--- Excerpted data Enclosed Below ---

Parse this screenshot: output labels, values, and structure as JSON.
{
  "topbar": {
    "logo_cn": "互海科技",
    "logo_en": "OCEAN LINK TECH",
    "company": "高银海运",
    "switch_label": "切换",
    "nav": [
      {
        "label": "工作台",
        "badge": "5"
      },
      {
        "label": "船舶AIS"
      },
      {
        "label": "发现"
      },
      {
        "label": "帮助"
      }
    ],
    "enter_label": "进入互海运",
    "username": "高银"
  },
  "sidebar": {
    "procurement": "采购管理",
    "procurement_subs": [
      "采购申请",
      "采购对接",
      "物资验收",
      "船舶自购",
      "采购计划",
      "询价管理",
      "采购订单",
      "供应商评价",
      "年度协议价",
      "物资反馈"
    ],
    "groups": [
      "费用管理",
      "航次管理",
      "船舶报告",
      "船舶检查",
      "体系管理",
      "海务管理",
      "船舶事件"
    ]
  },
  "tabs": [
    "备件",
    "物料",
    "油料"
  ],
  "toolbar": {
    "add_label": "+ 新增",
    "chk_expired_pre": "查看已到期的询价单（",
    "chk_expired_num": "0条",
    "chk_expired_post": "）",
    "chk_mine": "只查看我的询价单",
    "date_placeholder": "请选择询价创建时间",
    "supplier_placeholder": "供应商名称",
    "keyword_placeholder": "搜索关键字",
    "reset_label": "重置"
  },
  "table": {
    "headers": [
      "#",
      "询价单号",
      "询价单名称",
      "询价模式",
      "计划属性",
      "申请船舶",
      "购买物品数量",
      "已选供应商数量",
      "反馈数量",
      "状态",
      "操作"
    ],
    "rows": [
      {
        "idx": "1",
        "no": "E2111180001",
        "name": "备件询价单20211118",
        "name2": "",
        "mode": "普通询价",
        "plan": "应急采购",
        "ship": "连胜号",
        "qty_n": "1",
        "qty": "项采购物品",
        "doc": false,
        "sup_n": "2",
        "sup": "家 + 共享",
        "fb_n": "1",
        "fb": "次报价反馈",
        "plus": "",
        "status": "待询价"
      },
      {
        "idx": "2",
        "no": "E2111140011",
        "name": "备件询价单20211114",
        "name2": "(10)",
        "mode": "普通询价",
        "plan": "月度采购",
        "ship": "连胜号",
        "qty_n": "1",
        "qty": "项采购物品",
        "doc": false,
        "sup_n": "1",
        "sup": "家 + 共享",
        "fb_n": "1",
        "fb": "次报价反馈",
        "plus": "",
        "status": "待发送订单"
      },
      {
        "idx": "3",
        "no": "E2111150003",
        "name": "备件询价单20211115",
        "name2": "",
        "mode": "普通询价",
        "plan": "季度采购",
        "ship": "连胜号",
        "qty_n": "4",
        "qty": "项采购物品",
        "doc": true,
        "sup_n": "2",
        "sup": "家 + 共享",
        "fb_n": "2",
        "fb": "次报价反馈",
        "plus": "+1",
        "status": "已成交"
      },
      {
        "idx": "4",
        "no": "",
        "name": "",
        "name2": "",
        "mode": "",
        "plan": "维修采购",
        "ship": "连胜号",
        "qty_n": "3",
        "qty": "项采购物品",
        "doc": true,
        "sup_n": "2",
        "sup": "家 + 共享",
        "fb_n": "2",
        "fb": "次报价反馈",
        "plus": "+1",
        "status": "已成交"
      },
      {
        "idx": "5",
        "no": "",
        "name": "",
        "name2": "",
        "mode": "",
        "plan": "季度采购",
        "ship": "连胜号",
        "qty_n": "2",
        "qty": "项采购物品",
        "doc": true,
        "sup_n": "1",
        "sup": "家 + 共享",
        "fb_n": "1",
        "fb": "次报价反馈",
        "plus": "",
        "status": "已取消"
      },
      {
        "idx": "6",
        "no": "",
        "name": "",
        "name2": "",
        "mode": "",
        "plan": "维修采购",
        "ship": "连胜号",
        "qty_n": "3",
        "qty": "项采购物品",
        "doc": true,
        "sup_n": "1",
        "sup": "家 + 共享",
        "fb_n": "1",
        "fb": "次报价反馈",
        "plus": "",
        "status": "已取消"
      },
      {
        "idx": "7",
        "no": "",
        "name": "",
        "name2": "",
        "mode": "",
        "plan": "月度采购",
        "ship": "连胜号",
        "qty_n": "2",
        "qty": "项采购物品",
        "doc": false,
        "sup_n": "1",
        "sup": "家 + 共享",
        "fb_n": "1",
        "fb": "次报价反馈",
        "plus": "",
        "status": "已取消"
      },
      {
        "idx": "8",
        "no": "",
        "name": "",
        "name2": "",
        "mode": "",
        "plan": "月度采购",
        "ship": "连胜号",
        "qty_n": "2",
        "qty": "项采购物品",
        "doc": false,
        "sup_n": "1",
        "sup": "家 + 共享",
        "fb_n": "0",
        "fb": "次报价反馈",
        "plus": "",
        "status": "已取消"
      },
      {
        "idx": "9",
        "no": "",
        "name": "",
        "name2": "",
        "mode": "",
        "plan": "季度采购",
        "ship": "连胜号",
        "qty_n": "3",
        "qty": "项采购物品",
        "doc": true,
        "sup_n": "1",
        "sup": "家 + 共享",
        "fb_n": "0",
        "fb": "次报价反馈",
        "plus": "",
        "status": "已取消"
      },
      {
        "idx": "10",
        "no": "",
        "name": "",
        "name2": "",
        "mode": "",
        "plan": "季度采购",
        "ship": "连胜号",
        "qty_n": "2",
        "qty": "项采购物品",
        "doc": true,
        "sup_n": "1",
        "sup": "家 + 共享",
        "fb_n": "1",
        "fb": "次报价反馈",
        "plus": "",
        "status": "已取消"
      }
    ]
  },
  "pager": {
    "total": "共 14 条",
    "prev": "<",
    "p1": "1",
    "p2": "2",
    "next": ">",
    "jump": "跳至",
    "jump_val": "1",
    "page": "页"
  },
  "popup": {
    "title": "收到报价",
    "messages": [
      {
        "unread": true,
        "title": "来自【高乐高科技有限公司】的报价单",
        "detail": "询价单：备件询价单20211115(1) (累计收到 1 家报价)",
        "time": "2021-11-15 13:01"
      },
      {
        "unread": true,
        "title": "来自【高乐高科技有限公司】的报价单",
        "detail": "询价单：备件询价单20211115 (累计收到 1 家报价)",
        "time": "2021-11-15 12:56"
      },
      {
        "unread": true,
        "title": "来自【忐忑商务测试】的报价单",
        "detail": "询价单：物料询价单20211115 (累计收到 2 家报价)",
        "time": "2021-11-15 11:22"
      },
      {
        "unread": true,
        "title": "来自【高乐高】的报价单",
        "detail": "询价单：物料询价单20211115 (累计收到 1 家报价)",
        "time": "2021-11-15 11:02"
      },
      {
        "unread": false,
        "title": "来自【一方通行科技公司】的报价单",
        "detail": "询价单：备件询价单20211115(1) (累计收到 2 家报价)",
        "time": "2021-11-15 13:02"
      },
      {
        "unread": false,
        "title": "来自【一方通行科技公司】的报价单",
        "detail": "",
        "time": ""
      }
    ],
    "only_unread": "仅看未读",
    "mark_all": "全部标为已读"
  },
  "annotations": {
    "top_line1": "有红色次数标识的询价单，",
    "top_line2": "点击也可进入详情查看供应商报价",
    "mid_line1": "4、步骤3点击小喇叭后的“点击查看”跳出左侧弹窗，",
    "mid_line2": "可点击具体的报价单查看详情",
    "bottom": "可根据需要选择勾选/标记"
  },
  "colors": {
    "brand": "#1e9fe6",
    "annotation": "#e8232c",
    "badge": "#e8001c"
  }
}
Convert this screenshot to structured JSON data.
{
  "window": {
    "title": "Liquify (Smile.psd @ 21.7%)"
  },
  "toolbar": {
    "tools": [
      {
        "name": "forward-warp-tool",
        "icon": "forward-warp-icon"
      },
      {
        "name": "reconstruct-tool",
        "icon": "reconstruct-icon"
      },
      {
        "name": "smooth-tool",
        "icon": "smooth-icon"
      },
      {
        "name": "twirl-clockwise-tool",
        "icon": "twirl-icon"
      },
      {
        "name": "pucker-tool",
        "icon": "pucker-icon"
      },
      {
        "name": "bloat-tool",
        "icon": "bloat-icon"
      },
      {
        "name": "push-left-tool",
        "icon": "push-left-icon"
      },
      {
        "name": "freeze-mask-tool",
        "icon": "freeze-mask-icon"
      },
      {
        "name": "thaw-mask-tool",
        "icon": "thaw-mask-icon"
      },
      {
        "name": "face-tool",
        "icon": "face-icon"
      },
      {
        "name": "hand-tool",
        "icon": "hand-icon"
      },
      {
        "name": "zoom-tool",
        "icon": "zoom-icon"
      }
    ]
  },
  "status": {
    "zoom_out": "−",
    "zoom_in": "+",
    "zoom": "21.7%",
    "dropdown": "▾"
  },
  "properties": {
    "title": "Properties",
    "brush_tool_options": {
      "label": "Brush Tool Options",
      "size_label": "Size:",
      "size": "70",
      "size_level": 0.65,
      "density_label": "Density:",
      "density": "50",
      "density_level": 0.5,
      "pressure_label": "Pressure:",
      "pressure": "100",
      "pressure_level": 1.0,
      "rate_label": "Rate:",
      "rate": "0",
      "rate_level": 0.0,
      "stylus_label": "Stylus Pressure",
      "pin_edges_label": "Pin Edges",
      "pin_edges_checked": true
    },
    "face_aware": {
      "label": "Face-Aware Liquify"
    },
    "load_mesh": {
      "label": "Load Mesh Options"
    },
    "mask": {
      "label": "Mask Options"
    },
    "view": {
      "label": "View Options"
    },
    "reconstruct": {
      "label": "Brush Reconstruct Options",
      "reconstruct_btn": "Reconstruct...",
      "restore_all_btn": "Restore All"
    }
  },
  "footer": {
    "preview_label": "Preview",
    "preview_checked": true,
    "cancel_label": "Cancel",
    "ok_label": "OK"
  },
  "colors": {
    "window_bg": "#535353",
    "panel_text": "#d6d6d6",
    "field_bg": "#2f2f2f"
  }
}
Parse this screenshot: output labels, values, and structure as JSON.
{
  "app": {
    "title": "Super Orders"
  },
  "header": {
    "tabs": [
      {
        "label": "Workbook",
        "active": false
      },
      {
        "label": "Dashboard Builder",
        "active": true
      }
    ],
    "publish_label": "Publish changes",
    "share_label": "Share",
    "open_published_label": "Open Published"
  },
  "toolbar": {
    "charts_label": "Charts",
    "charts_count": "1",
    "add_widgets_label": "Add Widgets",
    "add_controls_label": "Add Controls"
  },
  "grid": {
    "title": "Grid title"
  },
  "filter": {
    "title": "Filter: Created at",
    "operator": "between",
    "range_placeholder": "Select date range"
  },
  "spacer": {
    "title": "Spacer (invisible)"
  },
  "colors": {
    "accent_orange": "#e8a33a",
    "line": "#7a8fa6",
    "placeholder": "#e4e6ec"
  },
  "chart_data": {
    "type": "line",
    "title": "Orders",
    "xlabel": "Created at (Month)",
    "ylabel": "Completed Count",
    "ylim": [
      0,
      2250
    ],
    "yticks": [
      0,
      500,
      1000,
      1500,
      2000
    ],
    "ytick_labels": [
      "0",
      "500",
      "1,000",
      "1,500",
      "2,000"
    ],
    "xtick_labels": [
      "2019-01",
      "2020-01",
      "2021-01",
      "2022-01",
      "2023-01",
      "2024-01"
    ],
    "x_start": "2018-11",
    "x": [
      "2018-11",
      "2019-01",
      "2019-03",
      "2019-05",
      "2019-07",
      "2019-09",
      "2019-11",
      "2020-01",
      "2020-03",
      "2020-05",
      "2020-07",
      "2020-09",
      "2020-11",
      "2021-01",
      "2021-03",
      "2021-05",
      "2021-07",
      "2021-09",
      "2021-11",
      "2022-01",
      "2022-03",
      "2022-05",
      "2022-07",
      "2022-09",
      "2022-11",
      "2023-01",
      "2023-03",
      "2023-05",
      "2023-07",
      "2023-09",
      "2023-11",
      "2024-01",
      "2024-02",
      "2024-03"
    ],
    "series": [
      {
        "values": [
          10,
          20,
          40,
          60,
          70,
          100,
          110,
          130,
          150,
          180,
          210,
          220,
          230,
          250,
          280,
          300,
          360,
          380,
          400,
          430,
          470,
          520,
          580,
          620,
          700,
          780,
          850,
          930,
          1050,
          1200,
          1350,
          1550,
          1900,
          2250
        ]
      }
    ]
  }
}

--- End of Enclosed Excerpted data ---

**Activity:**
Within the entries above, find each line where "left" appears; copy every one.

**Your solution:**
        "name": "push-left-tool",
        "icon": "push-left-icon"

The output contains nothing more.